Bloodworth was leaving his Lexington girlfriend’s home around 1 a.m. on Aug. 30 when he was struck.
Bloodworth, an aspiring filmmaker, said he doesn’t remember much from the accident or the following weeks, some of which he spent unconscious.
“It’s been a long road. He’s very lucky he survived,” his mother, Stacey Bloodworth, said. “He’s been getting better, but he’s only just got to the point where his stomach is closed from all the operations repairing his abdomen.”
After Bloodworth was declared stable in late September, he was transported by ambulance from Wake Forest Baptist Medical Center to a hospital in Florida near where his parents live, his mother said.
He spent the month of October doing three hours of occupational and physical therapy a day at a specialty hospital as he learned to walk again, Bloodworth said. He can now walk short distances without his walker.
“It’s been pretty hard. My femurs feel different,” he said. “I can walk more, but it still hurts after a little while.”
While Bloodworth has made progress, doctors said he could continue to deal with repercussions from the accident for a while to come.
But, a small silver lining has been all the interesting people he’s met along the journey, he said.

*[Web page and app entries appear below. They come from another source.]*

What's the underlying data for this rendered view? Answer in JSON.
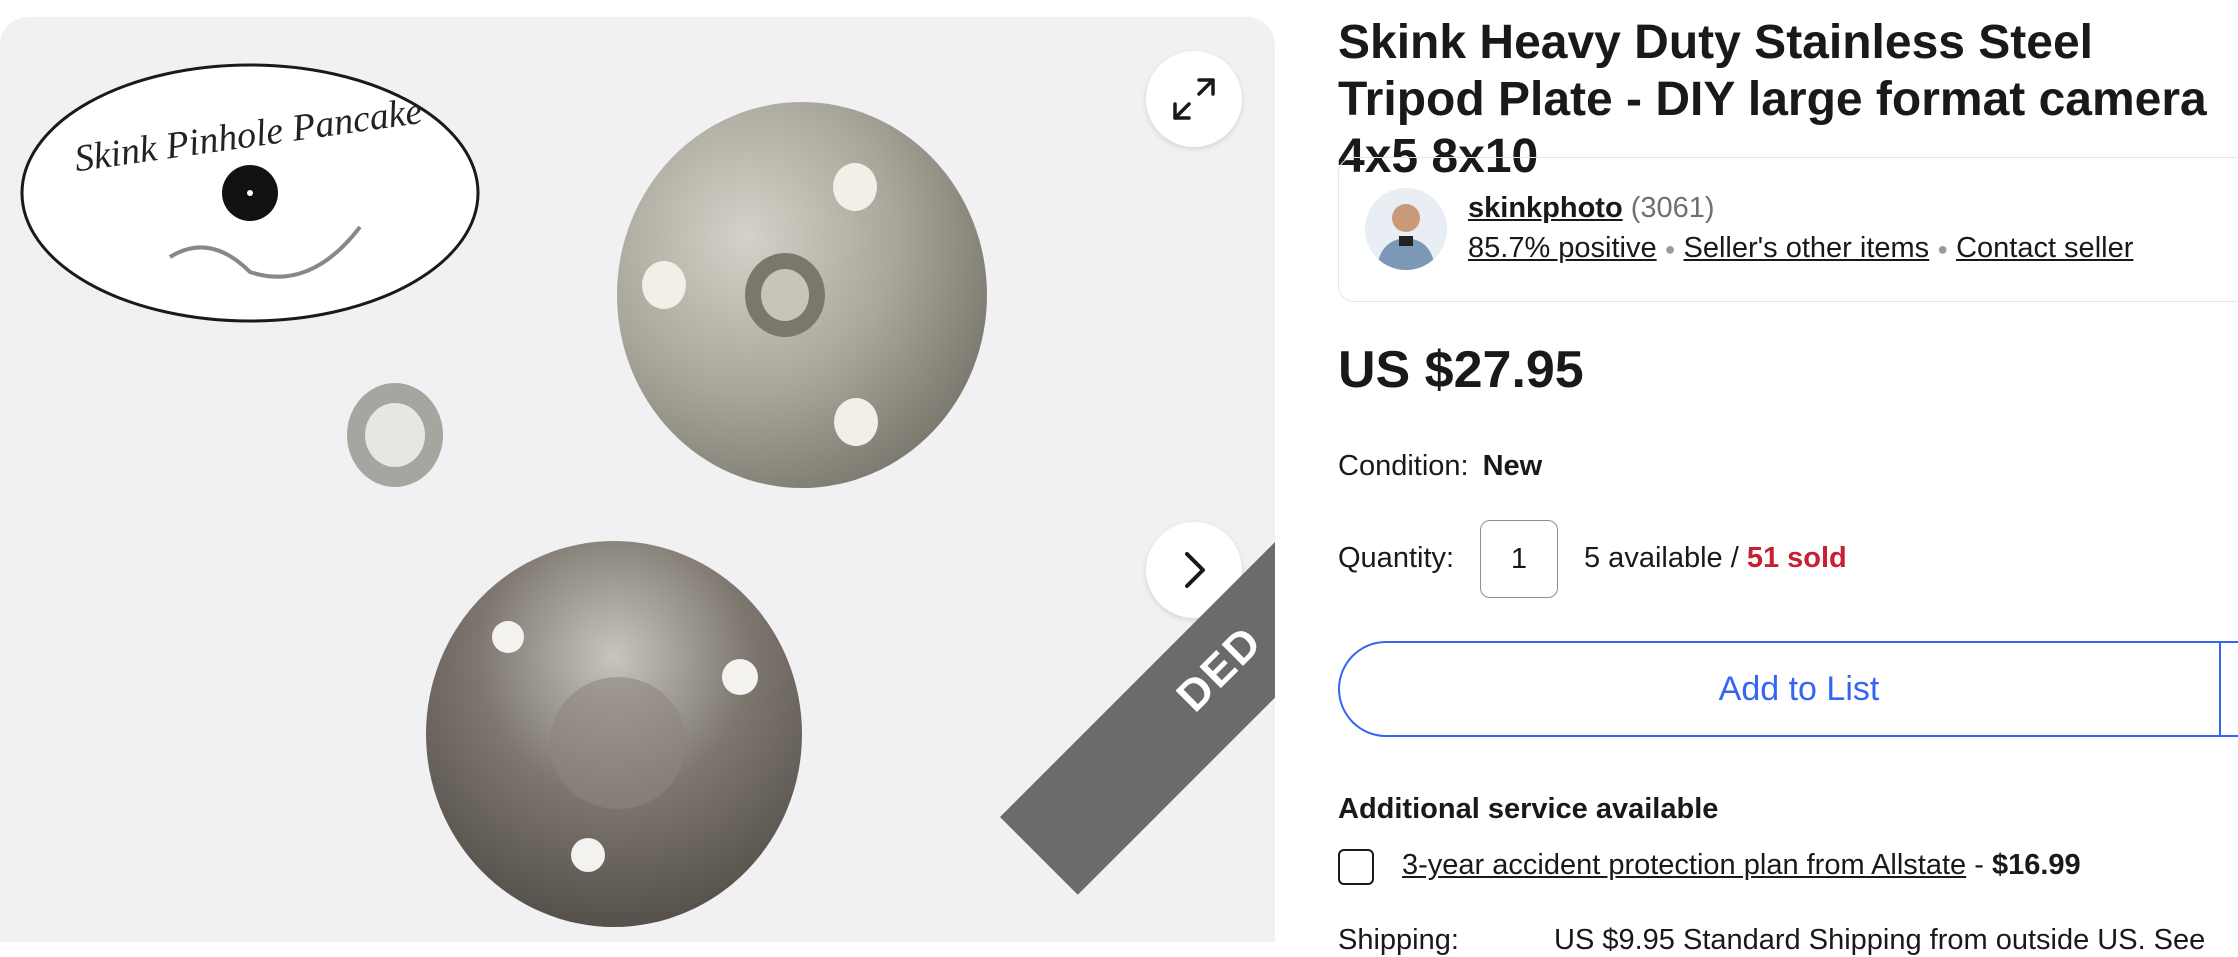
{
  "gallery": {
    "logo_text": "Skink Pinhole Pancake",
    "ribbon_text": "DED",
    "expand_icon": "expand-arrows-icon",
    "next_icon": "chevron-right-icon"
  },
  "listing": {
    "title": "Skink Heavy Duty Stainless Steel Tripod Plate - DIY large format camera 4x5 8x10"
  },
  "seller": {
    "name": "skinkphoto",
    "feedback_count": "(3061)",
    "positive": "85.7% positive",
    "other_items": "Seller's other items",
    "contact": "Contact seller"
  },
  "price": "US $27.95",
  "condition": {
    "label": "Condition:",
    "value": "New"
  },
  "quantity": {
    "label": "Quantity:",
    "value": "1",
    "available": "5 available / ",
    "sold": "51 sold"
  },
  "actions": {
    "add_to_list": "Add to List"
  },
  "additional_service": {
    "title": "Additional service available",
    "plan_link": "3-year accident protection plan from Allstate",
    "separator": " - ",
    "plan_price": "$16.99"
  },
  "shipping": {
    "label": "Shipping:",
    "value": "US $9.95 Standard Shipping from outside US. See"
  },
  "colors": {
    "accent": "#3665f3",
    "sold": "#c62132",
    "text": "#191919"
  }
}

From physical therapists to hospital employees, he envisions them as future characters in the films he makes.
Bloodworth, who began making movies when he was 13, has received awards from around the country, including best student film at the Illinois Film Festival in 2016 and a silver award at the Fort Lauderdale International Film Festival in 2014, when he was in high school.
He likes to make “documentary-esque dramas,” he said.
“At a certain point, I realized I spent too much of my free time just watching movies, so I figured I’d spend my time trying to make them,” Bloodworth said.
In October, UNCSA held a showing of Bloodworth’s favorite film, “George Washington,” directed by school alumnus David Gordon Green, as a fundraiser.
The community also raised nearly $8,000 on Go Fund Me to help his family with hospital and rehabilitation bills.
Bloodworth said he plans to continue school in January as a third-year student and is working on arranging an independent study with a professor so he can get up to speed on his studies.
“It’s definitely been frustrating, but I’m excited for next semester,” Bloodworth said. “This has changed my life.”